── Extracted data

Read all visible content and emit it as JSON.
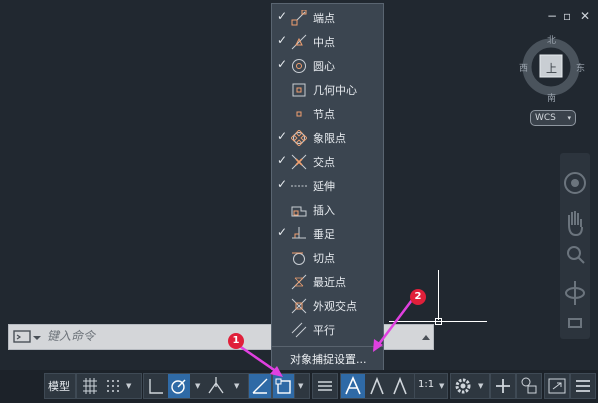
{
  "window_controls": [
    "−",
    "▫",
    "✕"
  ],
  "viewcube": {
    "face": "上",
    "north": "北",
    "south": "南",
    "east": "东",
    "west": "西"
  },
  "wcs": {
    "label": "WCS",
    "caret": "▾"
  },
  "command_line": {
    "placeholder": "键入命令"
  },
  "osnap_menu": {
    "items": [
      {
        "label": "端点",
        "checked": true,
        "icon": "endpoint-icon"
      },
      {
        "label": "中点",
        "checked": true,
        "icon": "midpoint-icon"
      },
      {
        "label": "圆心",
        "checked": true,
        "icon": "center-icon"
      },
      {
        "label": "几何中心",
        "checked": false,
        "icon": "geometric-center-icon"
      },
      {
        "label": "节点",
        "checked": false,
        "icon": "node-icon"
      },
      {
        "label": "象限点",
        "checked": true,
        "icon": "quadrant-icon"
      },
      {
        "label": "交点",
        "checked": true,
        "icon": "intersection-icon"
      },
      {
        "label": "延伸",
        "checked": true,
        "icon": "extension-icon"
      },
      {
        "label": "插入",
        "checked": false,
        "icon": "insertion-icon"
      },
      {
        "label": "垂足",
        "checked": true,
        "icon": "perpendicular-icon"
      },
      {
        "label": "切点",
        "checked": false,
        "icon": "tangent-icon"
      },
      {
        "label": "最近点",
        "checked": false,
        "icon": "nearest-icon"
      },
      {
        "label": "外观交点",
        "checked": false,
        "icon": "apparent-intersection-icon"
      },
      {
        "label": "平行",
        "checked": false,
        "icon": "parallel-icon"
      }
    ],
    "check_glyph": "✓",
    "settings_label": "对象捕捉设置..."
  },
  "status_bar": {
    "model_label": "模型",
    "scale_label": "1:1"
  },
  "annotations": {
    "badge1": "1",
    "badge2": "2"
  },
  "colors": {
    "accent": "#2f6aa6",
    "menu_bg": "#3b4550",
    "icon_orange": "#f0a070",
    "badge": "#e0203a",
    "arrow": "#e040e0"
  }
}
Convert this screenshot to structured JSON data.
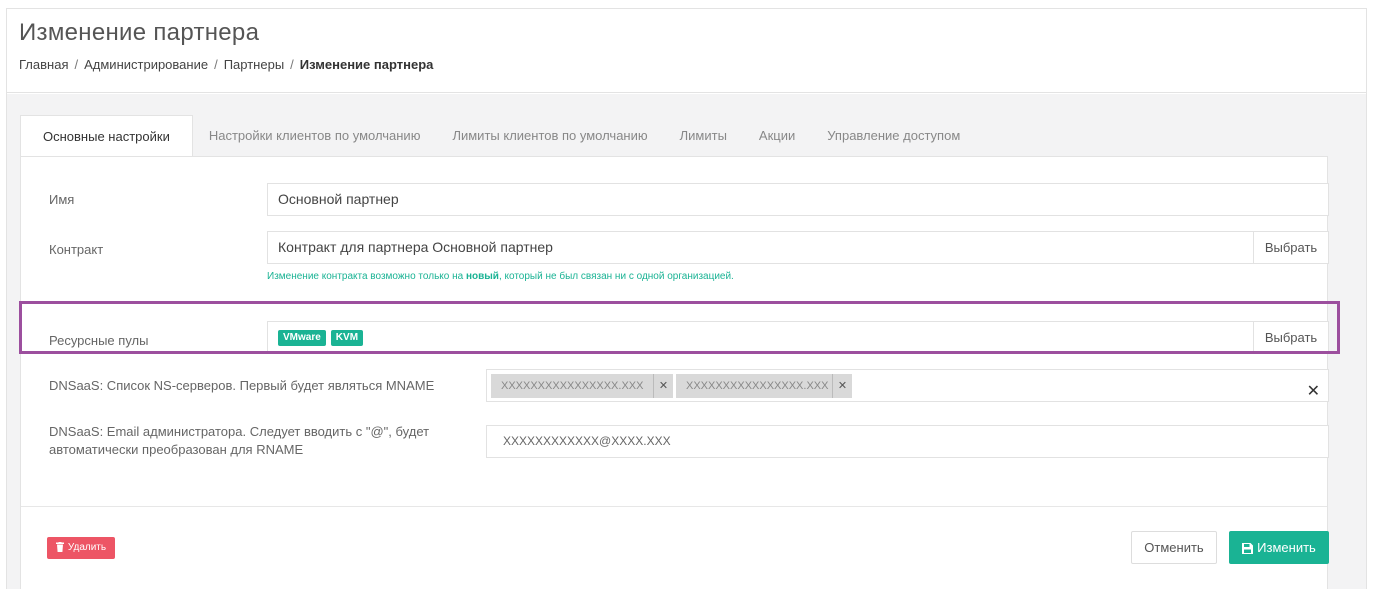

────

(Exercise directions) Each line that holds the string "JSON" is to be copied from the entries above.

(Result of this task)
Read all visible content and emit it as JSON.
Convert this screenshot to structured JSON data.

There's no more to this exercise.